Stored data entries
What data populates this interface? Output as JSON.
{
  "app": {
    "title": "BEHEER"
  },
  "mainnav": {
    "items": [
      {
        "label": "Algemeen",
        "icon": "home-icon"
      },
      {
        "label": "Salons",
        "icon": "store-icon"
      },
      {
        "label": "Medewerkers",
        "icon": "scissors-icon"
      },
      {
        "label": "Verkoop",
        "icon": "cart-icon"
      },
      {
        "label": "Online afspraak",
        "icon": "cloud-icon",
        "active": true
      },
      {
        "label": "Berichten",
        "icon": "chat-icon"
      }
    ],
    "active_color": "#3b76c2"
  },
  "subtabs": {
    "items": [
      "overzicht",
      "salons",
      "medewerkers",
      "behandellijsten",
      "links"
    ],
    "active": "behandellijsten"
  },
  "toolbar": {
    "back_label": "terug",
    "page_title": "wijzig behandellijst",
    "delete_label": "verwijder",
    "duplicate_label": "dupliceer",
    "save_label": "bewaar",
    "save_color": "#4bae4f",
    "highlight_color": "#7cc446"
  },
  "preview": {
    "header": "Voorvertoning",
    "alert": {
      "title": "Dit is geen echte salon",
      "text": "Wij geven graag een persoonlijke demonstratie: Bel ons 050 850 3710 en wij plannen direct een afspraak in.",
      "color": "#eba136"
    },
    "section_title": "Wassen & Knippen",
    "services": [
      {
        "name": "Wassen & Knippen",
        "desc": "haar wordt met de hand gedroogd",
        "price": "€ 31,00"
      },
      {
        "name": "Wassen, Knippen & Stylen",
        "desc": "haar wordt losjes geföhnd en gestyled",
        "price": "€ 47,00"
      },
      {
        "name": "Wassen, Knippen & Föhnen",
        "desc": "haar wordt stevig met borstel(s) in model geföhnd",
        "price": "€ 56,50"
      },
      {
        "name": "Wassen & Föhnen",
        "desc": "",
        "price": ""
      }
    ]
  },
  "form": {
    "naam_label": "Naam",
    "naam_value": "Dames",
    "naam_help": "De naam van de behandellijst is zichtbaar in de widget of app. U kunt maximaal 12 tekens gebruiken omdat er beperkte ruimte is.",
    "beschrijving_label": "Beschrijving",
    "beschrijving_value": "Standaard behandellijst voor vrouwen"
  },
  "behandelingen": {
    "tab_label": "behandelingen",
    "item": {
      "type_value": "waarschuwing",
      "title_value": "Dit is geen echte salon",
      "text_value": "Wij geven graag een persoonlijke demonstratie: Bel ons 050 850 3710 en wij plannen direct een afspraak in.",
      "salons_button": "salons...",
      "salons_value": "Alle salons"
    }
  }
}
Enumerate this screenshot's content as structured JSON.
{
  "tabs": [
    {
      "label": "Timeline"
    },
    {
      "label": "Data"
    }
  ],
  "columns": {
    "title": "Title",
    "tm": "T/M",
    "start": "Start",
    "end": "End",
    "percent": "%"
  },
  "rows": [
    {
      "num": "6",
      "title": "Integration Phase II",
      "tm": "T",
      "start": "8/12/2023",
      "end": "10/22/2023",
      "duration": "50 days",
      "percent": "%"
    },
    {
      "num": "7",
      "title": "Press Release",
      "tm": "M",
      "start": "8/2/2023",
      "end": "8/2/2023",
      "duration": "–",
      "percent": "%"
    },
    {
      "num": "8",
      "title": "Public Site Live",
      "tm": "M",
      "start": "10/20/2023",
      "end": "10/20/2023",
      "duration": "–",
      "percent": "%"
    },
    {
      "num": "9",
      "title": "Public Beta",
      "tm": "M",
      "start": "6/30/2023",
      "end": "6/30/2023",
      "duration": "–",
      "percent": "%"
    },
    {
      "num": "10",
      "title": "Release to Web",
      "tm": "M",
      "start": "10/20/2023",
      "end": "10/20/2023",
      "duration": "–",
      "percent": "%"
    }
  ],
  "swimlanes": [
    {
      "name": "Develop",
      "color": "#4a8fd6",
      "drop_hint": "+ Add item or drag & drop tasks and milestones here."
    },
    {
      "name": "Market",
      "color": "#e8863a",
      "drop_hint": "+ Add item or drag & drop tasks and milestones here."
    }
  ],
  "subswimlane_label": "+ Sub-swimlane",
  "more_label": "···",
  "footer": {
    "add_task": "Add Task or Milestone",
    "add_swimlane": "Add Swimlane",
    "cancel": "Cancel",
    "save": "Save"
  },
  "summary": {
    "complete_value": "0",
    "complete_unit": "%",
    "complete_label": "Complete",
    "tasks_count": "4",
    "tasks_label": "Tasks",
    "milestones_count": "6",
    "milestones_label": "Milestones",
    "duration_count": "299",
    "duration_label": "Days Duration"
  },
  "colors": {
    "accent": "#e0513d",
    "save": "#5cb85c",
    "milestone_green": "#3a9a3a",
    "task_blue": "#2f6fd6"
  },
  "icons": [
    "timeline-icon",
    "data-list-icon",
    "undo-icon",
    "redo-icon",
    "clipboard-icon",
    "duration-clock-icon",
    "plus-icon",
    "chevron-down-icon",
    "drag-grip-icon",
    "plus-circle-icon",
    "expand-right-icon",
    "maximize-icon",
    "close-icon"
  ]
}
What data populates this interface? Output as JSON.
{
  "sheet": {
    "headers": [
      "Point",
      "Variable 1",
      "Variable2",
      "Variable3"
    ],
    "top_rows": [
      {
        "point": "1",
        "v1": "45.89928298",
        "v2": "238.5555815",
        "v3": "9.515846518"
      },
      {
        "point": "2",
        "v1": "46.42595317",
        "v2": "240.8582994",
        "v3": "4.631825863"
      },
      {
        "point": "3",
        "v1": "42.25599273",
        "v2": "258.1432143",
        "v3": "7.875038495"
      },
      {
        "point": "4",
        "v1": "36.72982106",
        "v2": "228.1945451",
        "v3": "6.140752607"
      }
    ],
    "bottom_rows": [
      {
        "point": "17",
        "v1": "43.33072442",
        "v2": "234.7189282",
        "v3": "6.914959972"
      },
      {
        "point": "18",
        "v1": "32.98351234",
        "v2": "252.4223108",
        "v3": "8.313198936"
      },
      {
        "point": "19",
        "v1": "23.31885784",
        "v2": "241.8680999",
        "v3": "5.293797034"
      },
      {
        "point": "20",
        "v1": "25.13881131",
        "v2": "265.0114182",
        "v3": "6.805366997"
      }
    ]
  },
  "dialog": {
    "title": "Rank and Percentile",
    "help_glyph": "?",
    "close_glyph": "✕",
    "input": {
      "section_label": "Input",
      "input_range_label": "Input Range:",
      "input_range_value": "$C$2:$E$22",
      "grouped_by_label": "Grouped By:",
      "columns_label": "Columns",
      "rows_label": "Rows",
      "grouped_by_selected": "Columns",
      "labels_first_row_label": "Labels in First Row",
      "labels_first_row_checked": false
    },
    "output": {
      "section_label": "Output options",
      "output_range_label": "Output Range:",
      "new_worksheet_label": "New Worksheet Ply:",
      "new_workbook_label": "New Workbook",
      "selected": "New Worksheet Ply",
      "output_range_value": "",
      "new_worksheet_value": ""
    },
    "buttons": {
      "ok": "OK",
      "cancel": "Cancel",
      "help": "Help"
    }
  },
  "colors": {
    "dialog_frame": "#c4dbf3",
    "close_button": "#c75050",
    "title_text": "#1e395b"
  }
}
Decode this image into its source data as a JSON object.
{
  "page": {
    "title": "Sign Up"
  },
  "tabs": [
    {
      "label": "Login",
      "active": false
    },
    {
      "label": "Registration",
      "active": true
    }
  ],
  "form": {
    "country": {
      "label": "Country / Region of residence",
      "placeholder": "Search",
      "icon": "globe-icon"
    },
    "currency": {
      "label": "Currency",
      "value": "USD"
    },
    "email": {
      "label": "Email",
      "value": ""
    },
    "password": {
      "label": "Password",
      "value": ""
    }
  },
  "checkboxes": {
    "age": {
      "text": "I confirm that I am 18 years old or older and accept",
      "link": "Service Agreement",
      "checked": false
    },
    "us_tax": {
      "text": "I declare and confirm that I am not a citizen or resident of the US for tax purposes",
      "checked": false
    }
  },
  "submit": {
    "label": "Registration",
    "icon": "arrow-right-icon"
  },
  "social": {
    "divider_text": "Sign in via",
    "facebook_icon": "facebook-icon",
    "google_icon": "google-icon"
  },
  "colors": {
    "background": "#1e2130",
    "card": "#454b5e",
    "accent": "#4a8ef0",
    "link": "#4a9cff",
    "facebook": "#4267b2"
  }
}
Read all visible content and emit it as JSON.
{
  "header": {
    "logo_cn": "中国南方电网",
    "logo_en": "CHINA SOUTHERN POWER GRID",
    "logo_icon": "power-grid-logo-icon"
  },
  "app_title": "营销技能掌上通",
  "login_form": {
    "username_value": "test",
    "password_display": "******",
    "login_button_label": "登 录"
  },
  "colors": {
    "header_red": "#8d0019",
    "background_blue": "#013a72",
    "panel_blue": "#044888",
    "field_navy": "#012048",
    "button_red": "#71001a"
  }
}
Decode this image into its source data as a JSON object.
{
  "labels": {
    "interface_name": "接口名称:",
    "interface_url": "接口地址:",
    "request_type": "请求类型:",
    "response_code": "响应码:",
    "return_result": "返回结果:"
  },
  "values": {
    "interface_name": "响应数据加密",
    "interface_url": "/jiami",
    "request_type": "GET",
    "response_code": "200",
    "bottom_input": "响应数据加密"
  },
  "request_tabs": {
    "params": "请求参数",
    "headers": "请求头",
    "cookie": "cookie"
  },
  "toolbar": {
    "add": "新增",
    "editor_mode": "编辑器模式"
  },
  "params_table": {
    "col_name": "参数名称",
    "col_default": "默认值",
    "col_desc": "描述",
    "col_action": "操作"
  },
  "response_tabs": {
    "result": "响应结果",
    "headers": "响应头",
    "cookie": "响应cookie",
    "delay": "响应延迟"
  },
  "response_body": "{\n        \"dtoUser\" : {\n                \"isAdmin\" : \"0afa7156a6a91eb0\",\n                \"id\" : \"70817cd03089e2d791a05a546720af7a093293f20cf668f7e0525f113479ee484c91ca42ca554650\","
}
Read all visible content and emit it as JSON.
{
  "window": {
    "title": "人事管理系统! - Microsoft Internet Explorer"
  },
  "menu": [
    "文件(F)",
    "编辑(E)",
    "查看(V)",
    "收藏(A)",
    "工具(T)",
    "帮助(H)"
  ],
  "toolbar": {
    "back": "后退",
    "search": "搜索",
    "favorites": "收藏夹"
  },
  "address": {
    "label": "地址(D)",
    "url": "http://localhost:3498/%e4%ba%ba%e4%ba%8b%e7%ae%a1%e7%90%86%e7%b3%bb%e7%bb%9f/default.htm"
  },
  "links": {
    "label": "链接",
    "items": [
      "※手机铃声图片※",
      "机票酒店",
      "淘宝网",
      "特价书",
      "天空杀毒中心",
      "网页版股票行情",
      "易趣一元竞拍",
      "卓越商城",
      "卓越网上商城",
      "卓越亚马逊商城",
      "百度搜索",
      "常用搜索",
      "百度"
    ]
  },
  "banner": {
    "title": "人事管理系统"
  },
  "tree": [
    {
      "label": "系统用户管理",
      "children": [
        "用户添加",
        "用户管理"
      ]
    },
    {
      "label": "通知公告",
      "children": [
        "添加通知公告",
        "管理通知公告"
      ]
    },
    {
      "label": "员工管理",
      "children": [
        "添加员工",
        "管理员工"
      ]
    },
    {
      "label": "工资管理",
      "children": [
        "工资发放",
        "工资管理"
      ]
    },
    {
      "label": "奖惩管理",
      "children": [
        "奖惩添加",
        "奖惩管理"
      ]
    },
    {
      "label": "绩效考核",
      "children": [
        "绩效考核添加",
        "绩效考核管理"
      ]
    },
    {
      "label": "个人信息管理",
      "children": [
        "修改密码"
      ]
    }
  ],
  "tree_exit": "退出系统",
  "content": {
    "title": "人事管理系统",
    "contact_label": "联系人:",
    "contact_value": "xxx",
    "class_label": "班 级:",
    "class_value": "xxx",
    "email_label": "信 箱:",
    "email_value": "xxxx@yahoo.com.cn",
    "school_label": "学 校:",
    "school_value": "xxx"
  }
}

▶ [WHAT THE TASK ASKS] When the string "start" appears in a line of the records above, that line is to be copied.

▶ [RESPONSE]
    "start": "Start",
      "start": "8/12/2023",
      "start": "8/2/2023",
      "start": "10/20/2023",
      "start": "6/30/2023",
      "start": "10/20/2023",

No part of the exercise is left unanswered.